House Democrats passed H.R. 51, calling for Washington, D.C. statehood. The cry for the city to become the 51st state of the United States has grown over the years, though the bill may die in the U.S. Senate. How did the capital become the capital?
“No taxation without representation” may soon take one step closer to fruition for the residents of Washington, D.C., as the U.S. House of Representatives recently passed a bill to make the city become the 51st state of the United States. The bill may not pass through the U.S. Senate, but it calls to mind the city’s rich history of governmental and cultural development.
Despite being the seat of the federal government, Washington, D.C. wasn’t the nation’s capital until nearly a quarter century after the signing of the Declaration of Independence. In fact, when John and Abigail Adams moved into the White House in 1800, it was still being built.
In his video series The Great Tours: Washington, D.C., Dr. Richard Kurin, the Smithsonian’s Under Secretary for History, Art, and Culture, explained how the city came to be in the first place.
Location, Location, Location
“The location of America’s capital was never a foregone conclusion,” Dr. Kurin said. “Between 1774 and 1789, the Continental Congress was nomadic—it moved 11 times, back and forth, between Pennsylvania, Maryland, New Jersey, and New York.
“The Constitution, ratified in 1788, called for a permanent seat of government in Article I, Section 8, which specified an independent ‘District (not exceeding 10 miles square)’ created from land ceded by a state or states, but it did not specify where.”
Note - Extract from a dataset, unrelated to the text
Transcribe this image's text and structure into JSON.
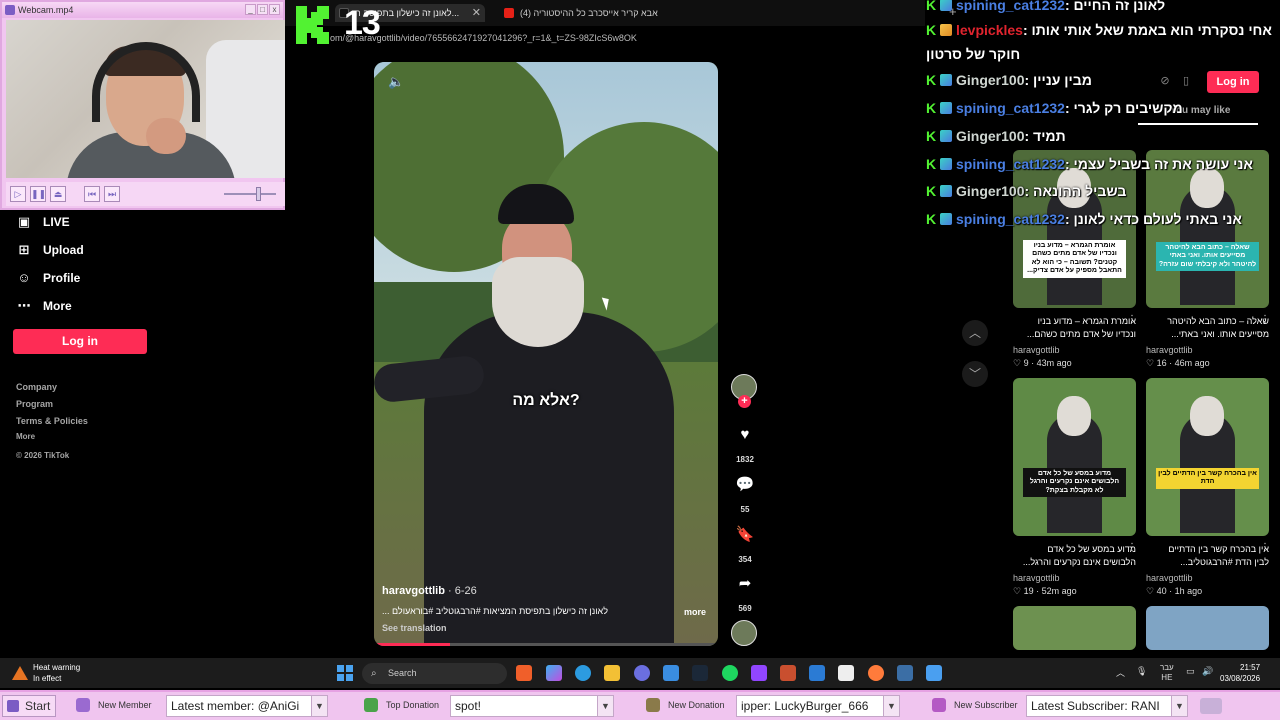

According to Dr. Kurin, this was because there was a dispute between the Northern states, which were more urban and “freer”; and the Southern states, which were more agrarian and slave-holding. However, Revolutionary War debts made the foundations for another dispute between the North and the South.
Alexander Hamilton issued the First Report on Public Credit, arguing that the states had gone into debt during the war for the good of the nation, and therefore, the entire nation was responsible for helping states pay their war debts. Of course, not all the states had the same debt amount.
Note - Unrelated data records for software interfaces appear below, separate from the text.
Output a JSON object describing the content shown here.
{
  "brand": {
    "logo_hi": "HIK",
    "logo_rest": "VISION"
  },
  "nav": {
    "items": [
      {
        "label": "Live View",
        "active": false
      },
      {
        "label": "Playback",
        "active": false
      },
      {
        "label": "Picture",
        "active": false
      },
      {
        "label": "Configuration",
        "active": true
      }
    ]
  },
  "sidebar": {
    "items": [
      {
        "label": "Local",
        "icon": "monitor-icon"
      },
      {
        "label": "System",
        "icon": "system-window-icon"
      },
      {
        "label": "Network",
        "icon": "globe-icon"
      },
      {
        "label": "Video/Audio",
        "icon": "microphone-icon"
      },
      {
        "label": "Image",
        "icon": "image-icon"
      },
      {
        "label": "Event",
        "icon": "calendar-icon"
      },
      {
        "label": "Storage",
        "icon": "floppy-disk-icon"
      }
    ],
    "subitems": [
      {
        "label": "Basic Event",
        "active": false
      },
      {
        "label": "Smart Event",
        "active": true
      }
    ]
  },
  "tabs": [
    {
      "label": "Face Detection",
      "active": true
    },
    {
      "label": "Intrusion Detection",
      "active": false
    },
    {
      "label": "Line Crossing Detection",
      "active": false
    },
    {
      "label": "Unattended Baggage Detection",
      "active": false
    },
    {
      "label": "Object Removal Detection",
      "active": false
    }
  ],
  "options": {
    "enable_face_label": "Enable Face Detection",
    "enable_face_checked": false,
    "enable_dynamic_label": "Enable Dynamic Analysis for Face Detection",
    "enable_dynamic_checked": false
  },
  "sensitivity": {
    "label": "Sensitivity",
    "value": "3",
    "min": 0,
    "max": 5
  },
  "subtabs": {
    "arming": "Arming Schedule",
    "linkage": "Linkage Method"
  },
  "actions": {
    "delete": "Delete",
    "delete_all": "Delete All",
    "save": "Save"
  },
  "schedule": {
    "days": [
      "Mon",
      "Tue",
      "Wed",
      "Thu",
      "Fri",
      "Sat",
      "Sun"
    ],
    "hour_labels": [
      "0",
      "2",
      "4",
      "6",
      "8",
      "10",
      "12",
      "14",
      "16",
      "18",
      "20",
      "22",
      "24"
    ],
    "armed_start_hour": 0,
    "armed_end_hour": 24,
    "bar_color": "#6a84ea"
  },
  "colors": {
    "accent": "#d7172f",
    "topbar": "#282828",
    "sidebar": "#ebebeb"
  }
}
“And the states with little debt weren’t too happy about having to pay for the rest,” added Dr. Kurin.
The Room Where It Happened
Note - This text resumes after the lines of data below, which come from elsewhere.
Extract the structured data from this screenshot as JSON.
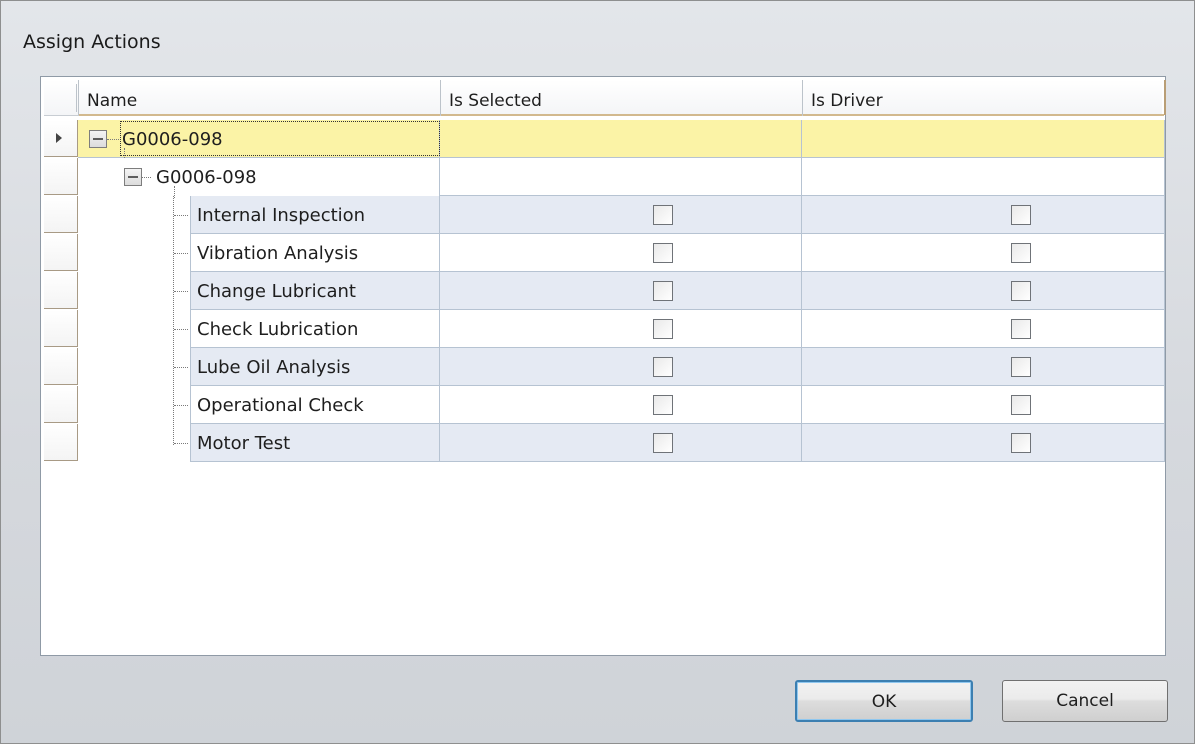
{
  "dialog": {
    "title": "Assign Actions"
  },
  "grid": {
    "columns": {
      "name": "Name",
      "selected": "Is Selected",
      "driver": "Is Driver"
    },
    "group_level_1": {
      "name": "G0006-098"
    },
    "group_level_2": {
      "name": "G0006-098"
    },
    "rows": [
      {
        "name": "Internal Inspection",
        "is_selected": false,
        "is_driver": false
      },
      {
        "name": "Vibration Analysis",
        "is_selected": false,
        "is_driver": false
      },
      {
        "name": "Change Lubricant",
        "is_selected": false,
        "is_driver": false
      },
      {
        "name": "Check Lubrication",
        "is_selected": false,
        "is_driver": false
      },
      {
        "name": "Lube Oil Analysis",
        "is_selected": false,
        "is_driver": false
      },
      {
        "name": "Operational Check",
        "is_selected": false,
        "is_driver": false
      },
      {
        "name": "Motor Test",
        "is_selected": false,
        "is_driver": false
      }
    ]
  },
  "buttons": {
    "ok": "OK",
    "cancel": "Cancel"
  },
  "colors": {
    "selected_row": "#fbf3a6",
    "alt_row": "#e5eaf3",
    "focus_border": "#3c7fb1"
  }
}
According to Dr. Kurin, the issues of debt assumption and slavery were so heated that many worried the new nation wouldn’t survive at all. John Adams, vice president of the United States at the time, wrote that he feared a civil war and that the North American continent would split into two or three different nations.
“The Northerners wanted the seat of government to return to Pennsylvania; specifically, Wrights Ferry, near the Susquehanna River,” Dr. Kurin said. “The Southerners—including Thomas Jefferson and James Madison—had identified a different spot, near Georgetown, Maryland, at the confluence of the Potomac and Anacostia Rivers.
“By 1790, the area was already a thriving commercial crossroads for the nation.”
Thomas Jefferson invited Alexander Hamilton and James Madison over for dinner and offered a compromise that would change the nation: Jefferson and Madison would convince Virginia’s Congressmen to vote to take on Northern war debt if Hamilton could convince New York to agree to move the capital to the South.
“The compromise worked. And so, on July 16, 1790, George Washington signed the Residence Act, empowering Washington himself to establish the District of Columbia on the Potomac River.”